### Records provided
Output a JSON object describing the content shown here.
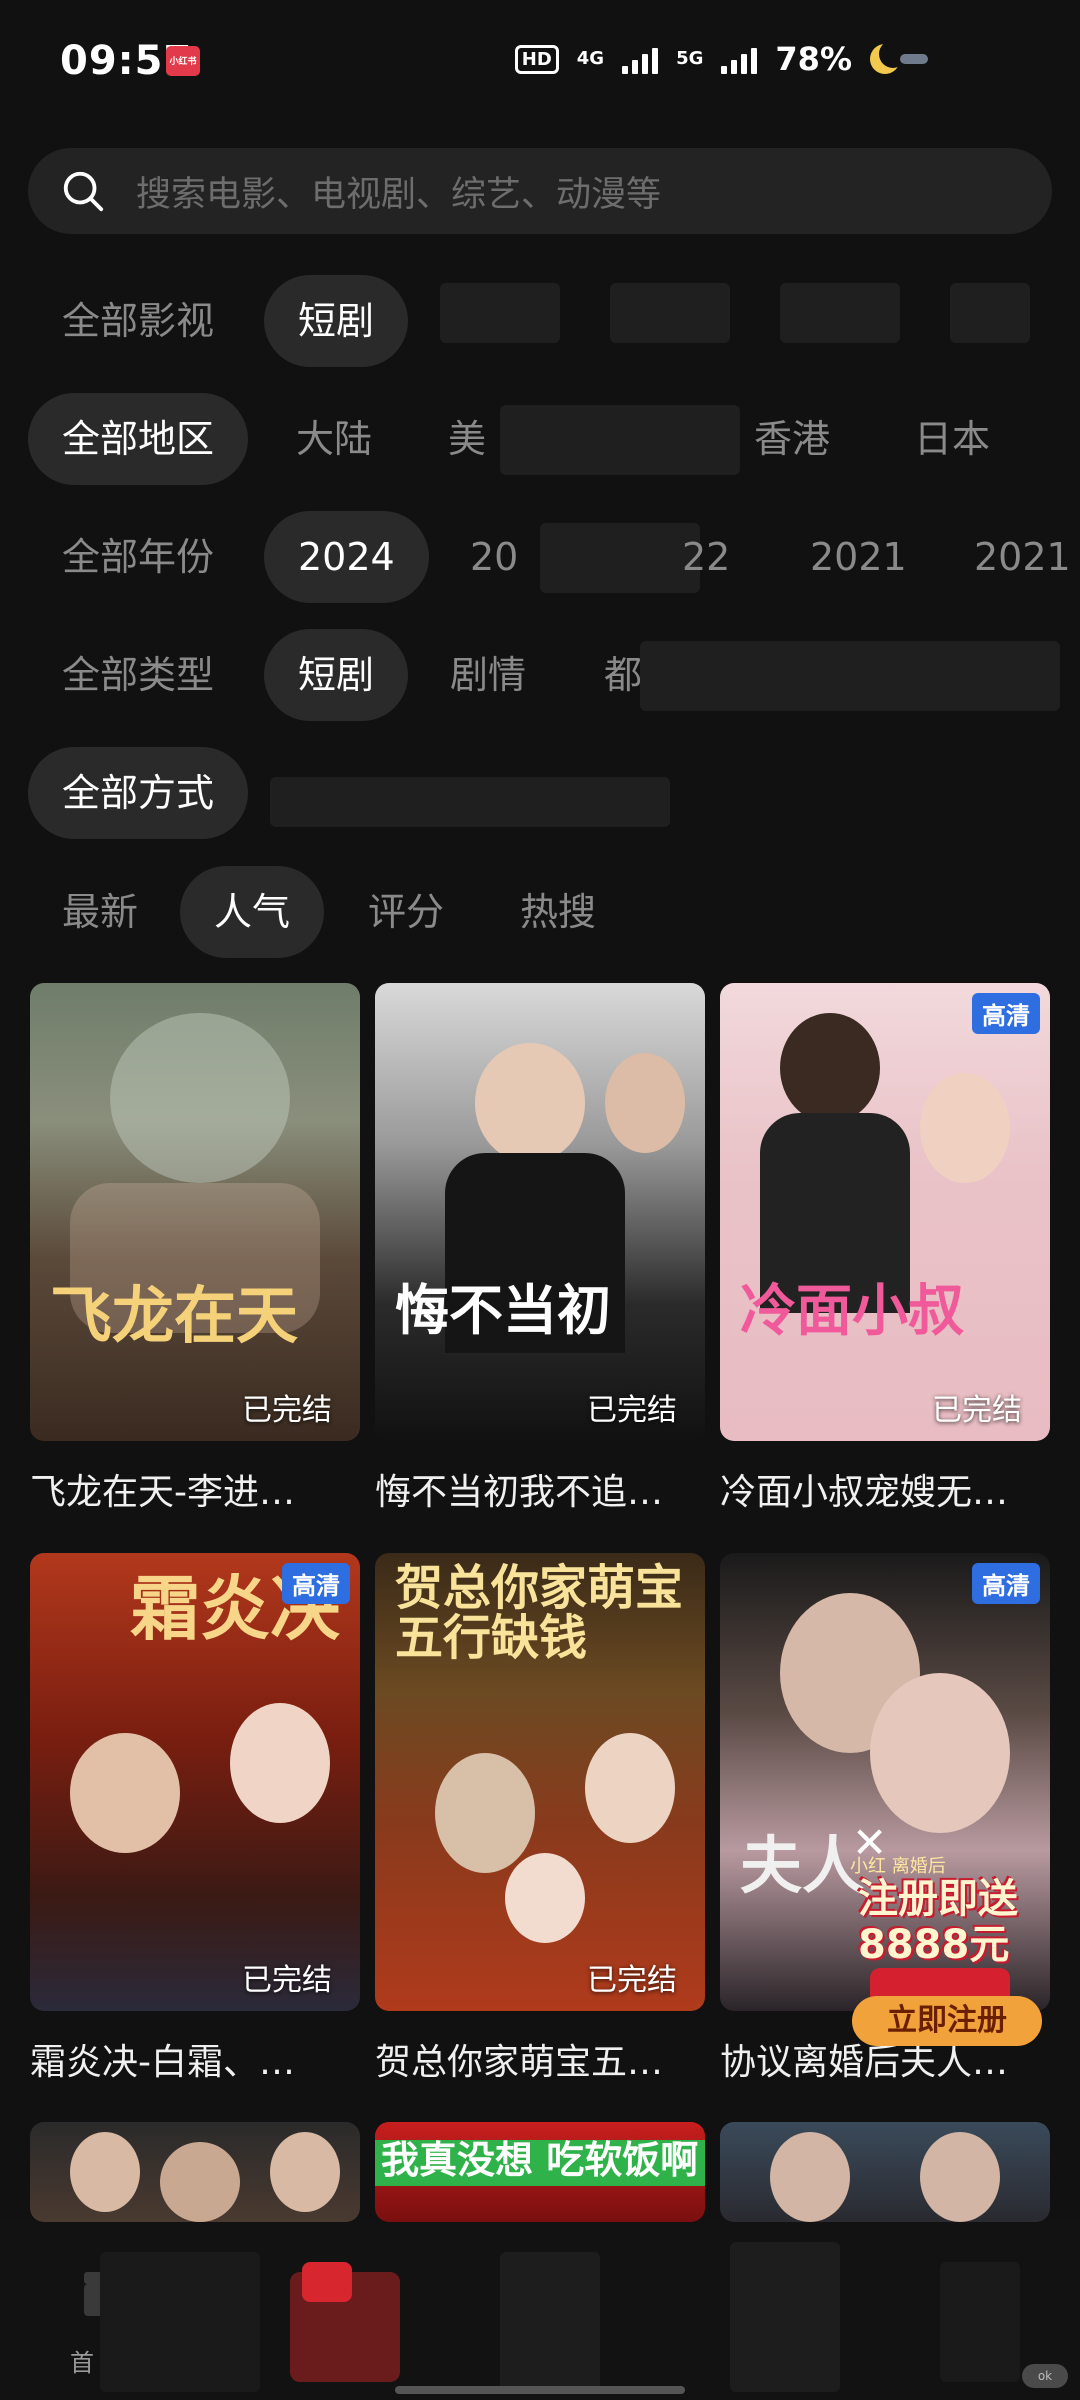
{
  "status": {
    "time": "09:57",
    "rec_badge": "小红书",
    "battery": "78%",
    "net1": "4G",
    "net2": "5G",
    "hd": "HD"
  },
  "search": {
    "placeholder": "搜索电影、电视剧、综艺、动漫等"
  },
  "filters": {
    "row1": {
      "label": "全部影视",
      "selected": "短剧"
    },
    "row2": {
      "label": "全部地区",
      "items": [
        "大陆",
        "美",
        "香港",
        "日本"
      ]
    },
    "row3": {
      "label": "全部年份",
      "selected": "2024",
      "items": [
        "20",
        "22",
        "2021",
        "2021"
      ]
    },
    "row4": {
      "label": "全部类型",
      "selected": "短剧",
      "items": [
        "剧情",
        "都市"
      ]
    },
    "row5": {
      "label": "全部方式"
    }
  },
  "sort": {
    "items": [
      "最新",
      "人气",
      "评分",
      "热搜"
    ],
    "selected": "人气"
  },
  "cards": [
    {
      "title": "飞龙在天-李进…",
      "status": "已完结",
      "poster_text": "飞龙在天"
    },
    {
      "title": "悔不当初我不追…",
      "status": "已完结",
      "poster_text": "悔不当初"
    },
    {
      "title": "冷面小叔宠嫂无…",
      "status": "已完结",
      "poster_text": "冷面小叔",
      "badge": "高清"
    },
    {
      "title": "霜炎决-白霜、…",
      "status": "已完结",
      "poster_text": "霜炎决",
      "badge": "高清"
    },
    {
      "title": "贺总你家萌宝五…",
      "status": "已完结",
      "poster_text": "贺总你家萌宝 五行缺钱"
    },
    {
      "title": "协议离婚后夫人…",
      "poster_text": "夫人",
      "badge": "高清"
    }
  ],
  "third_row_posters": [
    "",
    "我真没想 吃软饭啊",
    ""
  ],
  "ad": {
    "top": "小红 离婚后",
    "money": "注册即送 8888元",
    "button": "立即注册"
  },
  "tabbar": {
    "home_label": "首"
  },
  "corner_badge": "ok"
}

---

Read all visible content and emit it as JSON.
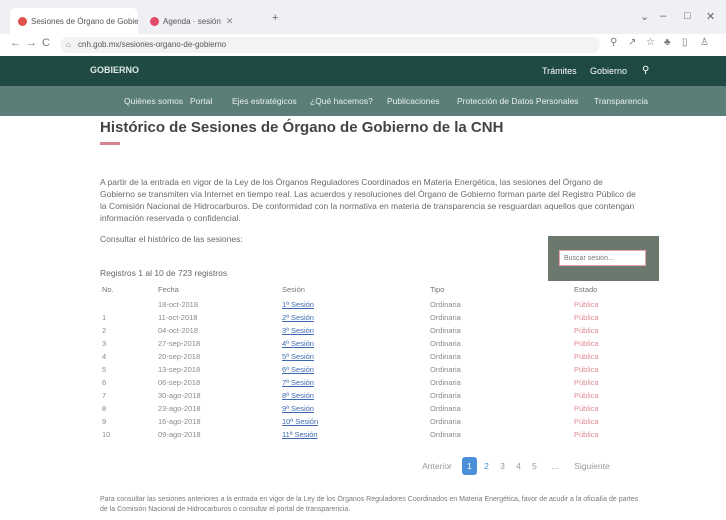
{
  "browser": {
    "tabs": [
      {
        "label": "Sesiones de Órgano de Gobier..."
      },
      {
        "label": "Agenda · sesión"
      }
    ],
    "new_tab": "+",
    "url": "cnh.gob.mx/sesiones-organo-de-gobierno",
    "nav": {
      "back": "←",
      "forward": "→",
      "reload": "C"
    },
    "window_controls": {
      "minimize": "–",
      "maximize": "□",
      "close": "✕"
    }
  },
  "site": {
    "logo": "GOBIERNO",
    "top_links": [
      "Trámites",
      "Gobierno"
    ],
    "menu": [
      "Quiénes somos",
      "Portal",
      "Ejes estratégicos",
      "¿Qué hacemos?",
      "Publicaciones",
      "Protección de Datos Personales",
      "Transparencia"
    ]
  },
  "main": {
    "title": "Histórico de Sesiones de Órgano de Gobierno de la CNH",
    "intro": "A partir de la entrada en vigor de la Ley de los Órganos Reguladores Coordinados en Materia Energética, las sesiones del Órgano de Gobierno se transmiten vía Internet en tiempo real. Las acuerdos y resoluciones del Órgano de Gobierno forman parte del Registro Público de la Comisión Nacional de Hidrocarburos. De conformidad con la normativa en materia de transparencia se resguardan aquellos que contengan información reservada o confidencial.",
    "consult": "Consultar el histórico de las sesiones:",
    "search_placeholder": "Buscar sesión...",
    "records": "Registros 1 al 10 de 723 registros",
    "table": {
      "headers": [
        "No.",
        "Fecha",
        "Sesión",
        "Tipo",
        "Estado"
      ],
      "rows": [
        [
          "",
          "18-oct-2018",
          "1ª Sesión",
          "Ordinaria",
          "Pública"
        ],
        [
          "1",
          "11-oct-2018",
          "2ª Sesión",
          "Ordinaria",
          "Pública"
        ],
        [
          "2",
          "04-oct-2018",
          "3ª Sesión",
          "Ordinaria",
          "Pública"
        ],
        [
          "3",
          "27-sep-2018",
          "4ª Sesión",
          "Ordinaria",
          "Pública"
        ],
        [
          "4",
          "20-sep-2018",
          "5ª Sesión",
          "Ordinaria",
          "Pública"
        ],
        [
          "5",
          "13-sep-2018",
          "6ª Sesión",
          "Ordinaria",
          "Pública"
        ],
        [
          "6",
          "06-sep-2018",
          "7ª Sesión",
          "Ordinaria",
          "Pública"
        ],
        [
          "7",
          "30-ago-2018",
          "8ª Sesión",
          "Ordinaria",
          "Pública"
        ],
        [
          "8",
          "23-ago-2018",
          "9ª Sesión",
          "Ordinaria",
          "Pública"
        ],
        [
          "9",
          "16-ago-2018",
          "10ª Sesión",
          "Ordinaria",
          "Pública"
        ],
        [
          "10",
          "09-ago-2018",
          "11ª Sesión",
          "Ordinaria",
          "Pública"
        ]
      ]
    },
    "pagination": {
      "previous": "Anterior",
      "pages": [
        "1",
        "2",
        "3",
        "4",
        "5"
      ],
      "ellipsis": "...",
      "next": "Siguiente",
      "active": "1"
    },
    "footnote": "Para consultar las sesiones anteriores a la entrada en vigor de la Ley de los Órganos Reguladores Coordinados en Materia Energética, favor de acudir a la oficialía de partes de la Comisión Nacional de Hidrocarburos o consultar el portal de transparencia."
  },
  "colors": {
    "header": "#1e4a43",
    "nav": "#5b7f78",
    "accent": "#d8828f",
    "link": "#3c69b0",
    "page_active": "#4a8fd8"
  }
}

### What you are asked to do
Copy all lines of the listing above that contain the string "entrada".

### Task response
    "intro": "A partir de la entrada en vigor de la Ley de los Órganos Reguladores Coordinados en Materia Energética, las sesiones del Órgano de Gobierno se transmiten vía Internet en tiempo real. Las acuerdos y resoluciones del Órgano de Gobierno forman parte del Registro Público de la Comisión Nacional de Hidrocarburos. De conformidad con la normativa en materia de transparencia se resguardan aquellos que contengan información reservada o confidencial.",
    "footnote": "Para consultar las sesiones anteriores a la entrada en vigor de la Ley de los Órganos Reguladores Coordinados en Materia Energética, favor de acudir a la oficialía de partes de la Comisión Nacional de Hidrocarburos o consultar el portal de transparencia."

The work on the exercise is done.